But, when shooting in low light conditions, wide lenses become even more useful because lenses with shorter focal lengths are less prone to camera shakes. For example, a safe shutter speed at a 100mm focal length is 1/200s compared to a 1/35s safe shutter speed when using a wide 16mm lens.
b. Use Support
It is not always convenient or even legal to use a tripod when shooting in cities. When the sun sets behind a big building and it becomes dark in just a few minutes, you might need help supporting your camera.
Use trees or the walls of other buildings for support. Lean with your back against the tree or wall, press your elbows against your body, exhale and slowly press the shutter. This technique allows you to shoot at much slower shutter speeds.
Another tip is to find support strictly for your camera—like a bench or a fence—and trigger the shutter by using the remote release or “2 Second Delay” functionality.
c. Boost Your ISO
Do not be afraid to crank up the ISO. It is easy to ruin your portrait shots when using extreme ISO values but digital noise can be treated as an artistic style with black and white cityscape shots.
4. Night Sky Photography Tips
Shooting in the middle of the night when it is pitch black is the most extreme type of low light photography.
The logic behind astrophotography is to open the shutter for a period of time to let enough light reach the camera sensor and capture the dim stars that are invisible to the naked eye. The combination of the camera and lens works as a light amplifier.
a. Use a Fast and Wide Lens
The specifics of astrophotography are that we deal with a constantly moving object—the Earth. This means that if we open the shutter for a few minutes to capture enough light, we end up with blurry stars or star trails.
It also means that, in most cases, to produce perfectly sharp stars the shutter speed value should not exceed 30 seconds.
To compensate for the relatively short shutter speed, we need to use the widest possible aperture and boost the ISO to extreme values. The correlation is straightforward: the faster the lens used, the lower the ISO value we can afford to ensure less noise in our pictures.
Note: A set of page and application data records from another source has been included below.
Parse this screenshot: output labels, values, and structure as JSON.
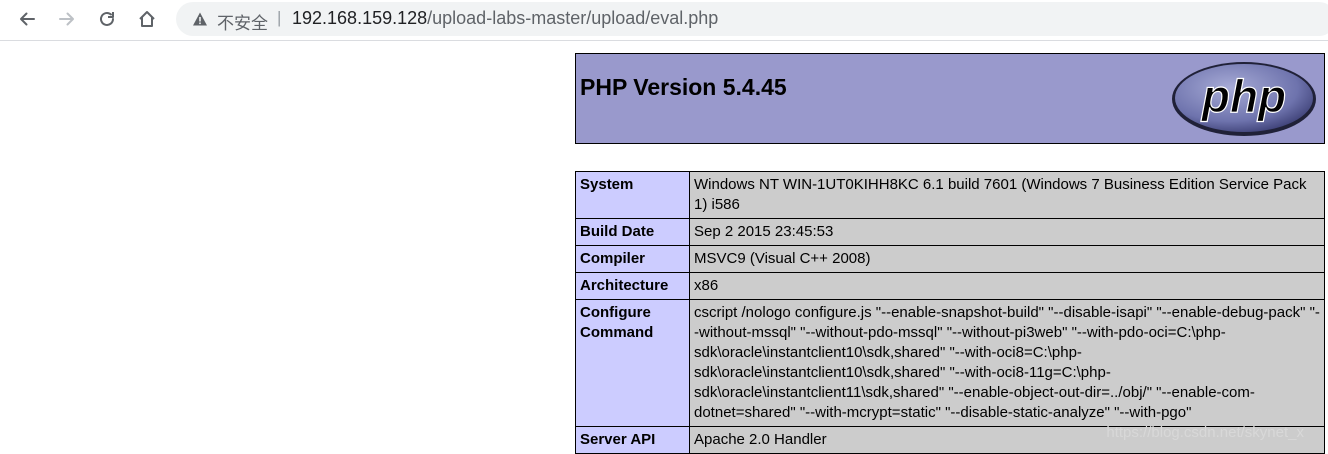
{
  "browser": {
    "security_label": "不安全",
    "separator": "|",
    "url_host": "192.168.159.128",
    "url_path": "/upload-labs-master/upload/eval.php"
  },
  "page": {
    "title": "PHP Version 5.4.45",
    "logo_text": "php"
  },
  "info_rows": [
    {
      "key": "System",
      "value": "Windows NT WIN-1UT0KIHH8KC 6.1 build 7601 (Windows 7 Business Edition Service Pack 1) i586"
    },
    {
      "key": "Build Date",
      "value": "Sep 2 2015 23:45:53"
    },
    {
      "key": "Compiler",
      "value": "MSVC9 (Visual C++ 2008)"
    },
    {
      "key": "Architecture",
      "value": "x86"
    },
    {
      "key": "Configure Command",
      "value": "cscript /nologo configure.js \"--enable-snapshot-build\" \"--disable-isapi\" \"--enable-debug-pack\" \"--without-mssql\" \"--without-pdo-mssql\" \"--without-pi3web\" \"--with-pdo-oci=C:\\php-sdk\\oracle\\instantclient10\\sdk,shared\" \"--with-oci8=C:\\php-sdk\\oracle\\instantclient10\\sdk,shared\" \"--with-oci8-11g=C:\\php-sdk\\oracle\\instantclient11\\sdk,shared\" \"--enable-object-out-dir=../obj/\" \"--enable-com-dotnet=shared\" \"--with-mcrypt=static\" \"--disable-static-analyze\" \"--with-pgo\""
    },
    {
      "key": "Server API",
      "value": "Apache 2.0 Handler"
    }
  ],
  "watermark": "https://blog.csdn.net/skynet_x",
  "colors": {
    "header_bg": "#9999cc",
    "key_bg": "#ccccff",
    "value_bg": "#cccccc"
  }
}
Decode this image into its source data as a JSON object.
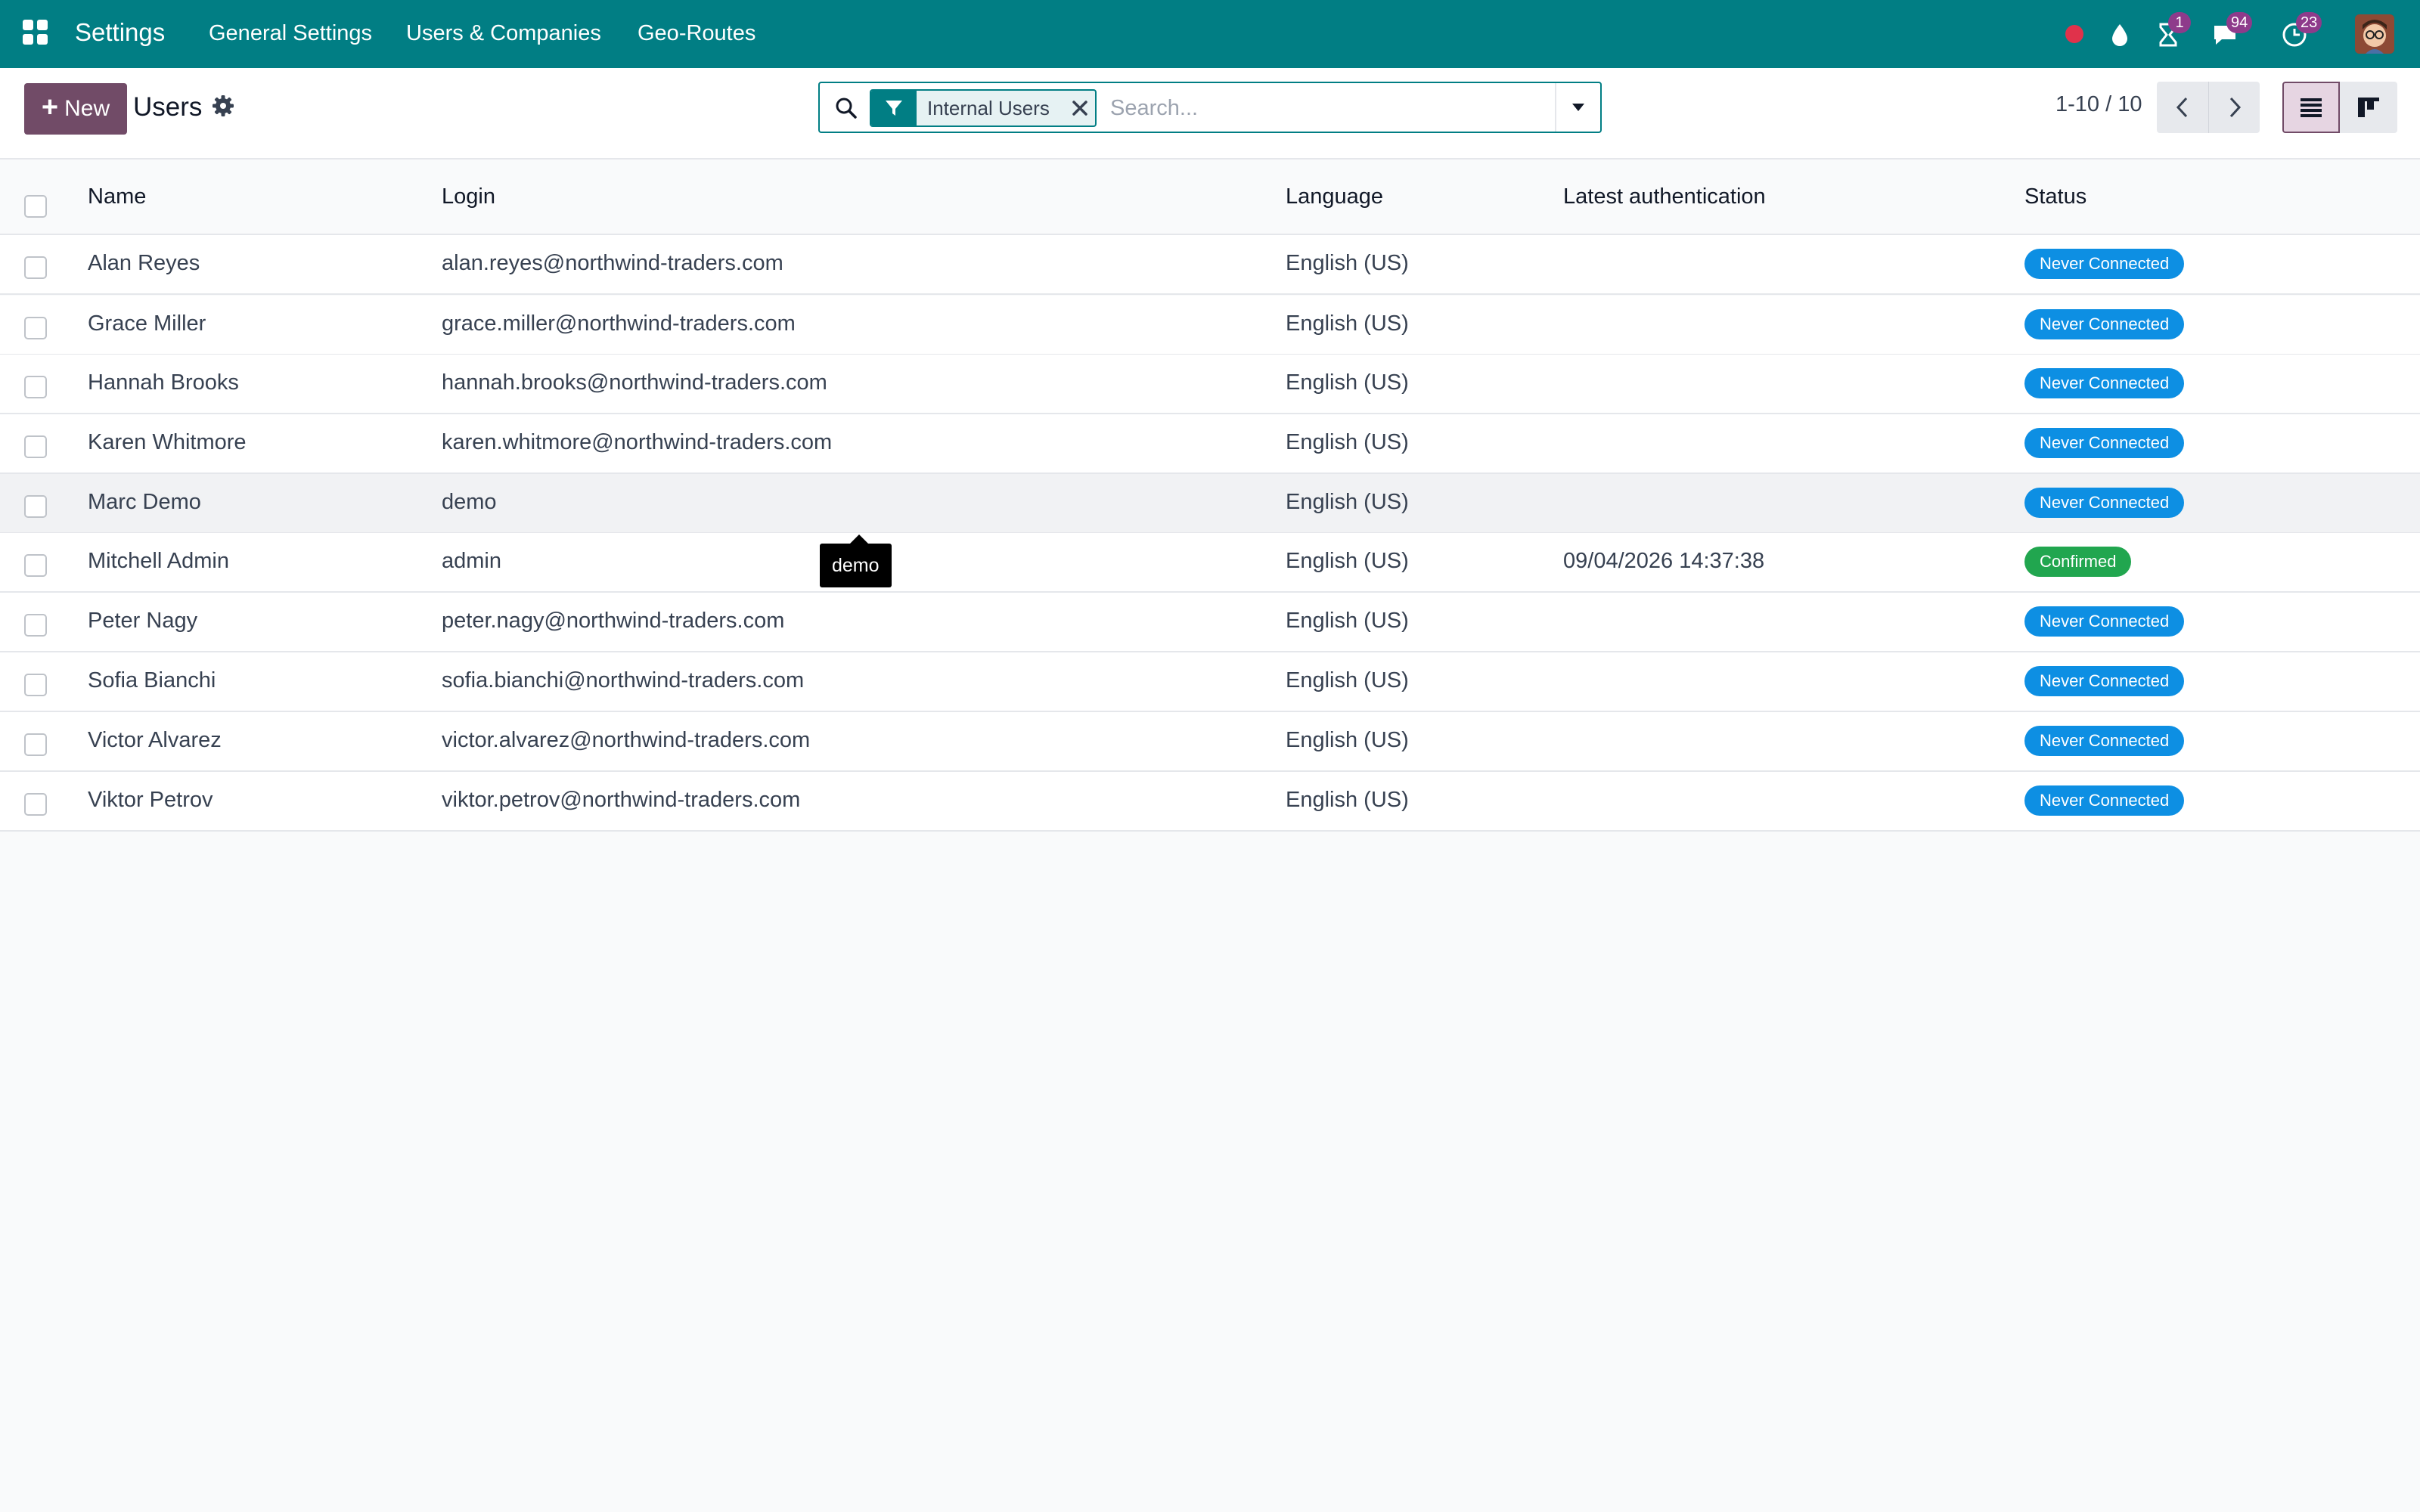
{
  "navbar": {
    "app_title": "Settings",
    "menus": [
      "General Settings",
      "Users & Companies",
      "Geo-Routes"
    ],
    "badges": {
      "activities": "1",
      "messages": "94",
      "clock": "23"
    },
    "color": "#017e84"
  },
  "control_panel": {
    "new_label": "New",
    "title": "Users",
    "search": {
      "facet_label": "Internal Users",
      "placeholder": "Search..."
    },
    "pager": "1-10 / 10"
  },
  "table": {
    "columns": [
      "Name",
      "Login",
      "Language",
      "Latest authentication",
      "Status"
    ],
    "rows": [
      {
        "name": "Alan Reyes",
        "login": "alan.reyes@northwind-traders.com",
        "language": "English (US)",
        "auth": "",
        "status": "Never Connected"
      },
      {
        "name": "Grace Miller",
        "login": "grace.miller@northwind-traders.com",
        "language": "English (US)",
        "auth": "",
        "status": "Never Connected"
      },
      {
        "name": "Hannah Brooks",
        "login": "hannah.brooks@northwind-traders.com",
        "language": "English (US)",
        "auth": "",
        "status": "Never Connected"
      },
      {
        "name": "Karen Whitmore",
        "login": "karen.whitmore@northwind-traders.com",
        "language": "English (US)",
        "auth": "",
        "status": "Never Connected"
      },
      {
        "name": "Marc Demo",
        "login": "demo",
        "language": "English (US)",
        "auth": "",
        "status": "Never Connected"
      },
      {
        "name": "Mitchell Admin",
        "login": "admin",
        "language": "English (US)",
        "auth": "09/04/2026 14:37:38",
        "status": "Confirmed"
      },
      {
        "name": "Peter Nagy",
        "login": "peter.nagy@northwind-traders.com",
        "language": "English (US)",
        "auth": "",
        "status": "Never Connected"
      },
      {
        "name": "Sofia Bianchi",
        "login": "sofia.bianchi@northwind-traders.com",
        "language": "English (US)",
        "auth": "",
        "status": "Never Connected"
      },
      {
        "name": "Victor Alvarez",
        "login": "victor.alvarez@northwind-traders.com",
        "language": "English (US)",
        "auth": "",
        "status": "Never Connected"
      },
      {
        "name": "Viktor Petrov",
        "login": "viktor.petrov@northwind-traders.com",
        "language": "English (US)",
        "auth": "",
        "status": "Never Connected"
      }
    ]
  },
  "tooltip": {
    "text": "demo"
  },
  "status_colors": {
    "Never Connected": "#0d8fe3",
    "Confirmed": "#21a64f"
  },
  "accent_color": "#714b67"
}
Wide lenses let us to use a much longer shutter speed value before star trails become prominent.
b. Shoot Multiple Frames for Noise Reduction
Excessive digital noise is one of the biggest challenges of astrophotography. There are different tools and techniques for noise reduction, but I want to share my favorite, which is also the most efficient. It does not require any additional equipment—all you need is Photoshop.
This technique leverages the random distribution of digital noise in any given image. By taking multiple shots of the same scene, we produce identical images with different noise patterns. This allows us to use the Mean Staking Mode technique in Photoshop where we combine multiple shots in a single Smart Object and Photoshop uses statistical calculations to average the digital noise across all frames.
When you do not own a fast lens and have to push the ISO values to the limit, this technique is a life saver.
By mastering low light photography, you can drastically improve your photography and make your images more distinct. The way to succeed in low light photography is to understand that different types of photography require different approaches and techniques.
By using my low light photography tips as a guideline, you can cover pretty much every scenario of your travel photography.
Please share your favorite low light photography tips and tricks with us!